◆ **WHAT YOU HAVE TO DO**
From the first line to the last, print the material exactly, skipping the pictures.

Content starts

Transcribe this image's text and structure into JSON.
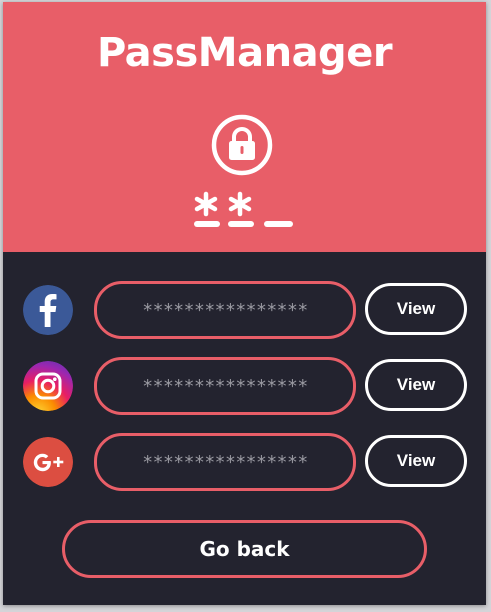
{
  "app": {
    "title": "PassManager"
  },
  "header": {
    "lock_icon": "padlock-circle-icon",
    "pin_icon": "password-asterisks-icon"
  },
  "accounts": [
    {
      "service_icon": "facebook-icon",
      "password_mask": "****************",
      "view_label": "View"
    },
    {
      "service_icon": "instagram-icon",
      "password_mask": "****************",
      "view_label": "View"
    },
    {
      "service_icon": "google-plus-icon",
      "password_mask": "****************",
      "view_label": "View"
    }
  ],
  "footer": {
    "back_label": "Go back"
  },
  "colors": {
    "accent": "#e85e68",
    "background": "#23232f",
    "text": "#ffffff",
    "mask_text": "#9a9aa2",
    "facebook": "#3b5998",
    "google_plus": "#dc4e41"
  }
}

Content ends

◆ **RESULT OF THE TASK**
Transcribe this image's text and structure into JSON.
{
  "app": {
    "title": "PassManager"
  },
  "header": {
    "lock_icon": "padlock-circle-icon",
    "pin_icon": "password-asterisks-icon"
  },
  "accounts": [
    {
      "service_icon": "facebook-icon",
      "password_mask": "****************",
      "view_label": "View"
    },
    {
      "service_icon": "instagram-icon",
      "password_mask": "****************",
      "view_label": "View"
    },
    {
      "service_icon": "google-plus-icon",
      "password_mask": "****************",
      "view_label": "View"
    }
  ],
  "footer": {
    "back_label": "Go back"
  },
  "colors": {
    "accent": "#e85e68",
    "background": "#23232f",
    "text": "#ffffff",
    "mask_text": "#9a9aa2",
    "facebook": "#3b5998",
    "google_plus": "#dc4e41"
  }
}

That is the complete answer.